**What you are asked to do**
Of the entries below, repeat exactly only those lines from the one containing "Output a JSON" through the last line, with pictures omitted.

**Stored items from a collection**
+--

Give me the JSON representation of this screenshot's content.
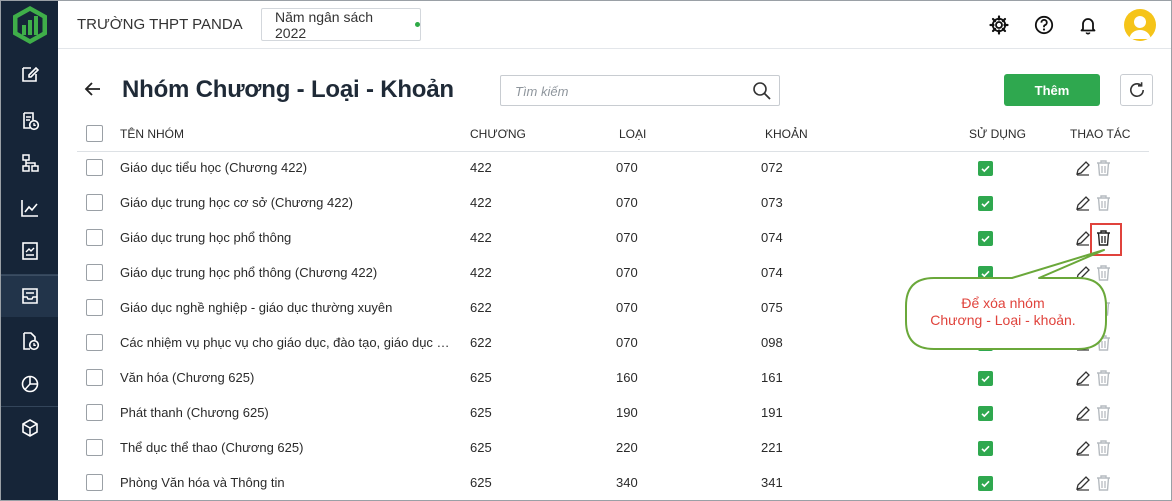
{
  "header": {
    "school": "TRƯỜNG THPT PANDA",
    "budget_year": "Năm ngân sách 2022",
    "status_color": "#2eaa46"
  },
  "sidebar": {
    "items": [
      {
        "icon": "edit-note-icon"
      },
      {
        "icon": "receipt-clock-icon"
      },
      {
        "icon": "org-chart-icon"
      },
      {
        "icon": "line-chart-icon"
      },
      {
        "icon": "report-chart-icon"
      },
      {
        "icon": "inbox-icon",
        "active": true
      },
      {
        "icon": "document-clock-icon"
      },
      {
        "icon": "pie-chart-icon"
      },
      {
        "icon": "cube-icon"
      }
    ]
  },
  "page": {
    "title": "Nhóm Chương - Loại - Khoản",
    "search_placeholder": "Tìm kiếm",
    "add_label": "Thêm"
  },
  "table": {
    "columns": {
      "name": "TÊN NHÓM",
      "chuong": "CHƯƠNG",
      "loai": "LOẠI",
      "khoan": "KHOẢN",
      "su_dung": "SỬ DỤNG",
      "thao_tac": "THAO TÁC"
    },
    "rows": [
      {
        "name": "Giáo dục tiểu học (Chương 422)",
        "chuong": "422",
        "loai": "070",
        "khoan": "072",
        "used": true
      },
      {
        "name": "Giáo dục trung học cơ sở (Chương 422)",
        "chuong": "422",
        "loai": "070",
        "khoan": "073",
        "used": true
      },
      {
        "name": "Giáo dục trung học phổ thông",
        "chuong": "422",
        "loai": "070",
        "khoan": "074",
        "used": true
      },
      {
        "name": "Giáo dục trung học phổ thông (Chương 422)",
        "chuong": "422",
        "loai": "070",
        "khoan": "074",
        "used": true
      },
      {
        "name": "Giáo dục nghề nghiệp - giáo dục thường xuyên",
        "chuong": "622",
        "loai": "070",
        "khoan": "075",
        "used": true
      },
      {
        "name": "Các nhiệm vụ phục vụ cho giáo dục, đào tạo, giáo dục n...",
        "chuong": "622",
        "loai": "070",
        "khoan": "098",
        "used": true
      },
      {
        "name": "Văn hóa (Chương 625)",
        "chuong": "625",
        "loai": "160",
        "khoan": "161",
        "used": true
      },
      {
        "name": "Phát thanh (Chương 625)",
        "chuong": "625",
        "loai": "190",
        "khoan": "191",
        "used": true
      },
      {
        "name": "Thể dục thể thao (Chương 625)",
        "chuong": "625",
        "loai": "220",
        "khoan": "221",
        "used": true
      },
      {
        "name": "Phòng Văn hóa và Thông tin",
        "chuong": "625",
        "loai": "340",
        "khoan": "341",
        "used": true
      }
    ]
  },
  "callout": {
    "line1": "Để xóa nhóm",
    "line2": "Chương - Loại - khoản.",
    "border_color": "#6aa83a",
    "text_color": "#e0433c"
  }
}
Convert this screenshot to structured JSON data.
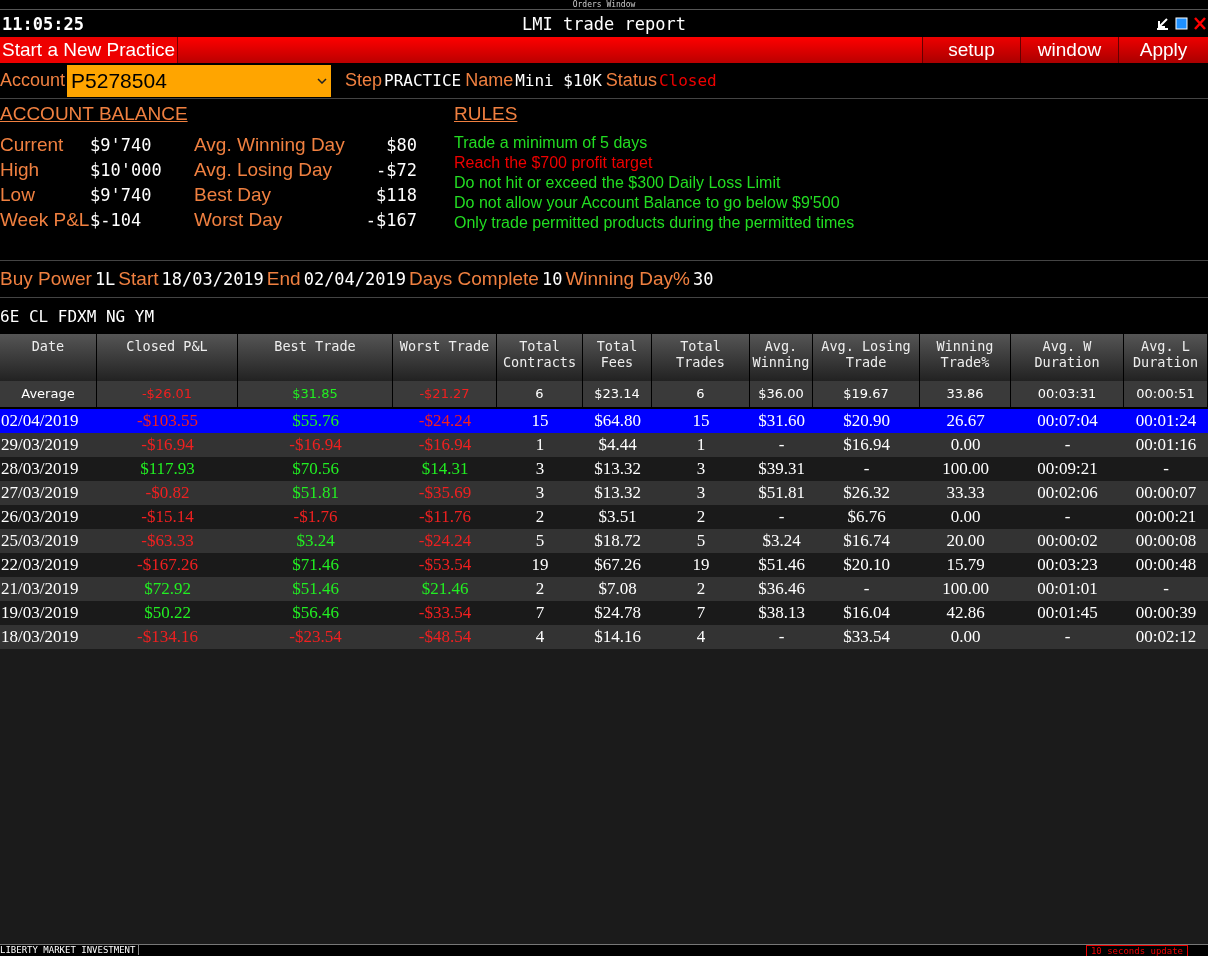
{
  "top_strip": {
    "title": "Orders Window"
  },
  "window": {
    "time": "11:05:25",
    "title": "LMI trade report"
  },
  "menu": {
    "left": "Start a New Practice",
    "buttons": [
      "setup",
      "window",
      "Apply"
    ]
  },
  "account_bar": {
    "account_label": "Account",
    "account_value": "P5278504",
    "step_label": "Step",
    "step_value": "PRACTICE",
    "name_label": "Name",
    "name_value": "Mini $10K",
    "status_label": "Status",
    "status_value": "Closed"
  },
  "account_balance": {
    "heading": "ACCOUNT BALANCE",
    "left": [
      {
        "label": "Current",
        "value": "$9'740"
      },
      {
        "label": "High",
        "value": "$10'000"
      },
      {
        "label": "Low",
        "value": "$9'740"
      },
      {
        "label": "Week P&L",
        "value": "$-104"
      }
    ],
    "right": [
      {
        "label": "Avg. Winning Day",
        "value": "$80"
      },
      {
        "label": "Avg. Losing Day",
        "value": "-$72"
      },
      {
        "label": "Best Day",
        "value": "$118"
      },
      {
        "label": "Worst Day",
        "value": "-$167"
      }
    ]
  },
  "rules": {
    "heading": "RULES",
    "items": [
      {
        "text": "Trade a minimum of 5 days",
        "met": true
      },
      {
        "text": "Reach the $700 profit target",
        "met": false
      },
      {
        "text": "Do not hit or exceed the $300 Daily Loss Limit",
        "met": true
      },
      {
        "text": "Do not allow your Account Balance to go below $9'500",
        "met": true
      },
      {
        "text": "Only trade permitted products during the permitted times",
        "met": true
      }
    ]
  },
  "summary": [
    {
      "label": "Buy Power",
      "value": "1L"
    },
    {
      "label": "Start",
      "value": "18/03/2019"
    },
    {
      "label": "End",
      "value": "02/04/2019"
    },
    {
      "label": "Days Complete",
      "value": "10"
    },
    {
      "label": "Winning Day%",
      "value": "30"
    }
  ],
  "products": "6E CL FDXM NG YM",
  "table": {
    "columns": [
      "Date",
      "Closed P&L",
      "Best Trade",
      "Worst Trade",
      "Total Contracts",
      "Total Fees",
      "Total Trades",
      "Avg. Winning",
      "Avg. Losing Trade",
      "Winning Trade%",
      "Avg. W Duration",
      "Avg. L Duration"
    ],
    "average": [
      {
        "text": "Average",
        "kind": "plain"
      },
      {
        "text": "-$26.01",
        "kind": "loss"
      },
      {
        "text": "$31.85",
        "kind": "gain"
      },
      {
        "text": "-$21.27",
        "kind": "loss"
      },
      {
        "text": "6",
        "kind": "plain"
      },
      {
        "text": "$23.14",
        "kind": "plain"
      },
      {
        "text": "6",
        "kind": "plain"
      },
      {
        "text": "$36.00",
        "kind": "plain"
      },
      {
        "text": "$19.67",
        "kind": "plain"
      },
      {
        "text": "33.86",
        "kind": "plain"
      },
      {
        "text": "00:03:31",
        "kind": "plain"
      },
      {
        "text": "00:00:51",
        "kind": "plain"
      }
    ],
    "rows": [
      {
        "selected": true,
        "cells": [
          {
            "text": "02/04/2019",
            "kind": "plain"
          },
          {
            "text": "-$103.55",
            "kind": "loss"
          },
          {
            "text": "$55.76",
            "kind": "gain"
          },
          {
            "text": "-$24.24",
            "kind": "loss"
          },
          {
            "text": "15",
            "kind": "plain"
          },
          {
            "text": "$64.80",
            "kind": "plain"
          },
          {
            "text": "15",
            "kind": "plain"
          },
          {
            "text": "$31.60",
            "kind": "plain"
          },
          {
            "text": "$20.90",
            "kind": "plain"
          },
          {
            "text": "26.67",
            "kind": "plain"
          },
          {
            "text": "00:07:04",
            "kind": "plain"
          },
          {
            "text": "00:01:24",
            "kind": "plain"
          }
        ]
      },
      {
        "selected": false,
        "cells": [
          {
            "text": "29/03/2019",
            "kind": "plain"
          },
          {
            "text": "-$16.94",
            "kind": "loss"
          },
          {
            "text": "-$16.94",
            "kind": "loss"
          },
          {
            "text": "-$16.94",
            "kind": "loss"
          },
          {
            "text": "1",
            "kind": "plain"
          },
          {
            "text": "$4.44",
            "kind": "plain"
          },
          {
            "text": "1",
            "kind": "plain"
          },
          {
            "text": "-",
            "kind": "plain"
          },
          {
            "text": "$16.94",
            "kind": "plain"
          },
          {
            "text": "0.00",
            "kind": "plain"
          },
          {
            "text": "-",
            "kind": "plain"
          },
          {
            "text": "00:01:16",
            "kind": "plain"
          }
        ]
      },
      {
        "selected": false,
        "cells": [
          {
            "text": "28/03/2019",
            "kind": "plain"
          },
          {
            "text": "$117.93",
            "kind": "gain"
          },
          {
            "text": "$70.56",
            "kind": "gain"
          },
          {
            "text": "$14.31",
            "kind": "gain"
          },
          {
            "text": "3",
            "kind": "plain"
          },
          {
            "text": "$13.32",
            "kind": "plain"
          },
          {
            "text": "3",
            "kind": "plain"
          },
          {
            "text": "$39.31",
            "kind": "plain"
          },
          {
            "text": "-",
            "kind": "plain"
          },
          {
            "text": "100.00",
            "kind": "plain"
          },
          {
            "text": "00:09:21",
            "kind": "plain"
          },
          {
            "text": "-",
            "kind": "plain"
          }
        ]
      },
      {
        "selected": false,
        "cells": [
          {
            "text": "27/03/2019",
            "kind": "plain"
          },
          {
            "text": "-$0.82",
            "kind": "loss"
          },
          {
            "text": "$51.81",
            "kind": "gain"
          },
          {
            "text": "-$35.69",
            "kind": "loss"
          },
          {
            "text": "3",
            "kind": "plain"
          },
          {
            "text": "$13.32",
            "kind": "plain"
          },
          {
            "text": "3",
            "kind": "plain"
          },
          {
            "text": "$51.81",
            "kind": "plain"
          },
          {
            "text": "$26.32",
            "kind": "plain"
          },
          {
            "text": "33.33",
            "kind": "plain"
          },
          {
            "text": "00:02:06",
            "kind": "plain"
          },
          {
            "text": "00:00:07",
            "kind": "plain"
          }
        ]
      },
      {
        "selected": false,
        "cells": [
          {
            "text": "26/03/2019",
            "kind": "plain"
          },
          {
            "text": "-$15.14",
            "kind": "loss"
          },
          {
            "text": "-$1.76",
            "kind": "loss"
          },
          {
            "text": "-$11.76",
            "kind": "loss"
          },
          {
            "text": "2",
            "kind": "plain"
          },
          {
            "text": "$3.51",
            "kind": "plain"
          },
          {
            "text": "2",
            "kind": "plain"
          },
          {
            "text": "-",
            "kind": "plain"
          },
          {
            "text": "$6.76",
            "kind": "plain"
          },
          {
            "text": "0.00",
            "kind": "plain"
          },
          {
            "text": "-",
            "kind": "plain"
          },
          {
            "text": "00:00:21",
            "kind": "plain"
          }
        ]
      },
      {
        "selected": false,
        "cells": [
          {
            "text": "25/03/2019",
            "kind": "plain"
          },
          {
            "text": "-$63.33",
            "kind": "loss"
          },
          {
            "text": "$3.24",
            "kind": "gain"
          },
          {
            "text": "-$24.24",
            "kind": "loss"
          },
          {
            "text": "5",
            "kind": "plain"
          },
          {
            "text": "$18.72",
            "kind": "plain"
          },
          {
            "text": "5",
            "kind": "plain"
          },
          {
            "text": "$3.24",
            "kind": "plain"
          },
          {
            "text": "$16.74",
            "kind": "plain"
          },
          {
            "text": "20.00",
            "kind": "plain"
          },
          {
            "text": "00:00:02",
            "kind": "plain"
          },
          {
            "text": "00:00:08",
            "kind": "plain"
          }
        ]
      },
      {
        "selected": false,
        "cells": [
          {
            "text": "22/03/2019",
            "kind": "plain"
          },
          {
            "text": "-$167.26",
            "kind": "loss"
          },
          {
            "text": "$71.46",
            "kind": "gain"
          },
          {
            "text": "-$53.54",
            "kind": "loss"
          },
          {
            "text": "19",
            "kind": "plain"
          },
          {
            "text": "$67.26",
            "kind": "plain"
          },
          {
            "text": "19",
            "kind": "plain"
          },
          {
            "text": "$51.46",
            "kind": "plain"
          },
          {
            "text": "$20.10",
            "kind": "plain"
          },
          {
            "text": "15.79",
            "kind": "plain"
          },
          {
            "text": "00:03:23",
            "kind": "plain"
          },
          {
            "text": "00:00:48",
            "kind": "plain"
          }
        ]
      },
      {
        "selected": false,
        "cells": [
          {
            "text": "21/03/2019",
            "kind": "plain"
          },
          {
            "text": "$72.92",
            "kind": "gain"
          },
          {
            "text": "$51.46",
            "kind": "gain"
          },
          {
            "text": "$21.46",
            "kind": "gain"
          },
          {
            "text": "2",
            "kind": "plain"
          },
          {
            "text": "$7.08",
            "kind": "plain"
          },
          {
            "text": "2",
            "kind": "plain"
          },
          {
            "text": "$36.46",
            "kind": "plain"
          },
          {
            "text": "-",
            "kind": "plain"
          },
          {
            "text": "100.00",
            "kind": "plain"
          },
          {
            "text": "00:01:01",
            "kind": "plain"
          },
          {
            "text": "-",
            "kind": "plain"
          }
        ]
      },
      {
        "selected": false,
        "cells": [
          {
            "text": "19/03/2019",
            "kind": "plain"
          },
          {
            "text": "$50.22",
            "kind": "gain"
          },
          {
            "text": "$56.46",
            "kind": "gain"
          },
          {
            "text": "-$33.54",
            "kind": "loss"
          },
          {
            "text": "7",
            "kind": "plain"
          },
          {
            "text": "$24.78",
            "kind": "plain"
          },
          {
            "text": "7",
            "kind": "plain"
          },
          {
            "text": "$38.13",
            "kind": "plain"
          },
          {
            "text": "$16.04",
            "kind": "plain"
          },
          {
            "text": "42.86",
            "kind": "plain"
          },
          {
            "text": "00:01:45",
            "kind": "plain"
          },
          {
            "text": "00:00:39",
            "kind": "plain"
          }
        ]
      },
      {
        "selected": false,
        "cells": [
          {
            "text": "18/03/2019",
            "kind": "plain"
          },
          {
            "text": "-$134.16",
            "kind": "loss"
          },
          {
            "text": "-$23.54",
            "kind": "loss"
          },
          {
            "text": "-$48.54",
            "kind": "loss"
          },
          {
            "text": "4",
            "kind": "plain"
          },
          {
            "text": "$14.16",
            "kind": "plain"
          },
          {
            "text": "4",
            "kind": "plain"
          },
          {
            "text": "-",
            "kind": "plain"
          },
          {
            "text": "$33.54",
            "kind": "plain"
          },
          {
            "text": "0.00",
            "kind": "plain"
          },
          {
            "text": "-",
            "kind": "plain"
          },
          {
            "text": "00:02:12",
            "kind": "plain"
          }
        ]
      }
    ]
  },
  "status_bar": {
    "left": "LIBERTY MARKET INVESTMENT",
    "right": "10 seconds update"
  }
}
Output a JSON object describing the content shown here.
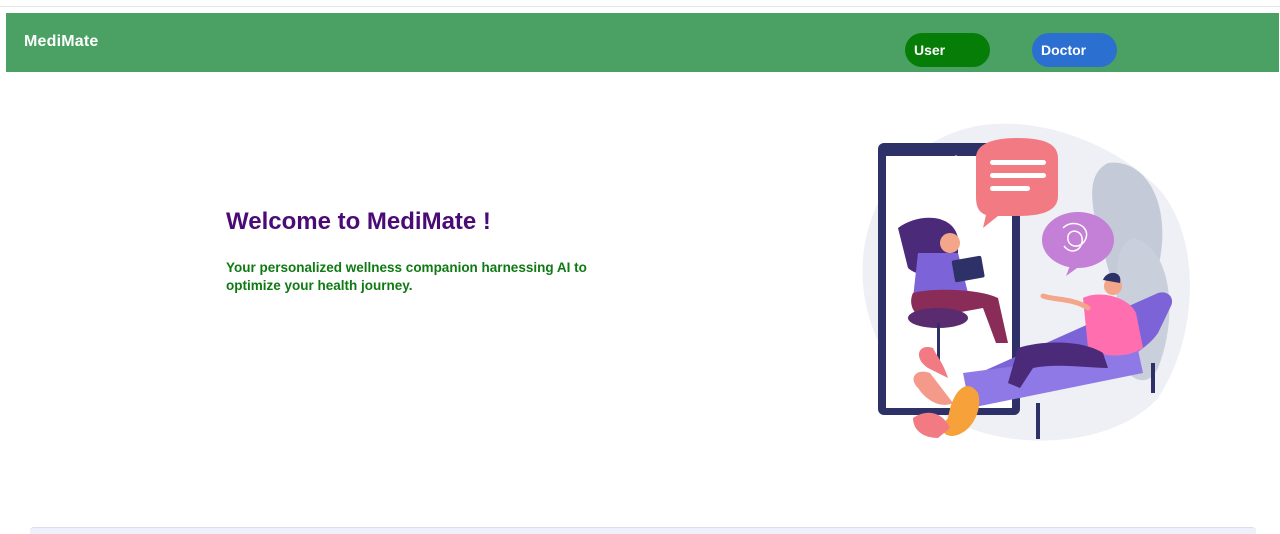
{
  "header": {
    "brand": "MediMate",
    "user_button": "User",
    "doctor_button": "Doctor"
  },
  "hero": {
    "title": "Welcome to MediMate !",
    "subtitle": "Your personalized wellness companion harnessing AI to optimize your health journey."
  },
  "colors": {
    "navbar": "#4aa163",
    "user_button": "#067d06",
    "doctor_button": "#2b6fd0",
    "title": "#4b0b77",
    "subtitle": "#0e7a12"
  },
  "illustration": {
    "icon": "telehealth-consultation-illustration"
  }
}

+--

**Output of the task**
Output a JSON object describing the content shown here.
{
  "header": {
    "brand": "MediMate",
    "user_button": "User",
    "doctor_button": "Doctor"
  },
  "hero": {
    "title": "Welcome to MediMate !",
    "subtitle": "Your personalized wellness companion harnessing AI to optimize your health journey."
  },
  "colors": {
    "navbar": "#4aa163",
    "user_button": "#067d06",
    "doctor_button": "#2b6fd0",
    "title": "#4b0b77",
    "subtitle": "#0e7a12"
  },
  "illustration": {
    "icon": "telehealth-consultation-illustration"
  }
}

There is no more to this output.